Tanzania + 2 more

WFP Tanzania Country Brief, December 2016

Situation Report
Originally published



  • Denmark made a generous contribution of DKK 6 million which has enabled WFP to maintain food distributions and nutrition programmes for refugees in Tanzania.

  • Since September 2016, over 10,000 refugees have fled into Tanzania each month. As a result of the continuing increase, WFP is facing a shortfall in funding and potential ration reductions. In response, WFP issued a second funding appeal in December to help maintain food assistance to refugees in Tanzania.

WFP Assistance

WFP Tanzania assists half a million people in chronically food-insecure regions through its Market Access, Food for Assets, Nutrition, School Meals and Refugee support activities.

Through its market access initiatives, WFP helps farmers transition from subsistence farming to market-oriented agriculture by connecting the demand for crops with commercial markets and by providing access to fair contracts before planting.

WFP's Food Assistance for Asset Creation (FFA) programme in rural communities is aimed at developing community assets to stimulate economic growth at the household level. Investment in irrigation schemes, dams, and feeder roads helps strengthen farmers' resilience to climate change, improve the productive potential of the farmland, link farmers to markets and increase household incomes. The FFA programme is currently being implemented in Dodoma, Tabora and Mwanza regions.

Under its climate change initiative, WFP works with local government in Dodoma, Arusha and Manyara regions to provide access to information on climate and weather to enable farmers and livestock keepers to determine the best agronomic options to pursue in order to mitigate effects of climate change.

WFP is the only agency in the country providing supplementary food rations to pregnant and breastfeeding mothers, and children under the age of five.
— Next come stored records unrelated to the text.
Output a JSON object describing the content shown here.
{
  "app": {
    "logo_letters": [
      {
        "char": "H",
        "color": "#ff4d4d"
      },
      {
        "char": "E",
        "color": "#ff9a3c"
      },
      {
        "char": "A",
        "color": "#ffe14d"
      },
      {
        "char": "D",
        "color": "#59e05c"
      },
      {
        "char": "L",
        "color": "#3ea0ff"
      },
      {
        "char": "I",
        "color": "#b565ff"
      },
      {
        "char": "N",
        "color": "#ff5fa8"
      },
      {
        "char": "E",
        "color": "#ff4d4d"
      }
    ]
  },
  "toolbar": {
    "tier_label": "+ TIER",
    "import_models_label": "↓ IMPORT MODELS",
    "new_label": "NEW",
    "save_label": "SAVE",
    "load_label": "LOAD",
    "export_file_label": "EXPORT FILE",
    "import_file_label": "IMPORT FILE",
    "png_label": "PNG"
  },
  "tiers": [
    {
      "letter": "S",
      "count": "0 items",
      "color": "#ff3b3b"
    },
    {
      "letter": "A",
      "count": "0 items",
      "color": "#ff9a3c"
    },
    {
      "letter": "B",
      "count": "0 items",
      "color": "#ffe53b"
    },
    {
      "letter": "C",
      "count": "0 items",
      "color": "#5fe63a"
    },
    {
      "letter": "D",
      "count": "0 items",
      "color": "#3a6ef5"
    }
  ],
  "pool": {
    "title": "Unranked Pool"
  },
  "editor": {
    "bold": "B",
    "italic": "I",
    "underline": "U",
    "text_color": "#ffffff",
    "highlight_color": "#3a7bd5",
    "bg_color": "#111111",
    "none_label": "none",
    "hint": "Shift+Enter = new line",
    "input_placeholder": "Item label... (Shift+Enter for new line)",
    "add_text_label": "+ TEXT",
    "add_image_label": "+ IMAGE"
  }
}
To treat moderate acute malnutrition (MAM), WFP provides a monthly take home ration of fortified blended food to these two vulnerable groups through its Supplementary Feeding Programme. To prevent stunting, pregnant and breastfeeding mothers andchildren under two receive a monthly take home ration of Super Cereal (fortified blended food) under the Mother and Child Health and Nutrition programme. WFP’s nutrition interventions are focused in Dodoma and Singida regions, which have high rates of stunting and wasting.

WFP’s Home Grown School Feeding (HGSF) Pilot in Ikungi and Bunda districts in Dodoma and Singida regions enables the local government and schools to manage a school meals programme and procure food locally from smallholder farmers. HGSF creates greater community ownership of school feeding programmes by increasing the number of livelihood activities that it supports.

Operational Updates

  • Refugee Operation: In response to the December funding appeal, Denmark made a generous contribution of DKK 6 million (approximately USD 900,000) to help WFP maintain food distributions and nutrition programmes for 268,000 refugees in Tanzania.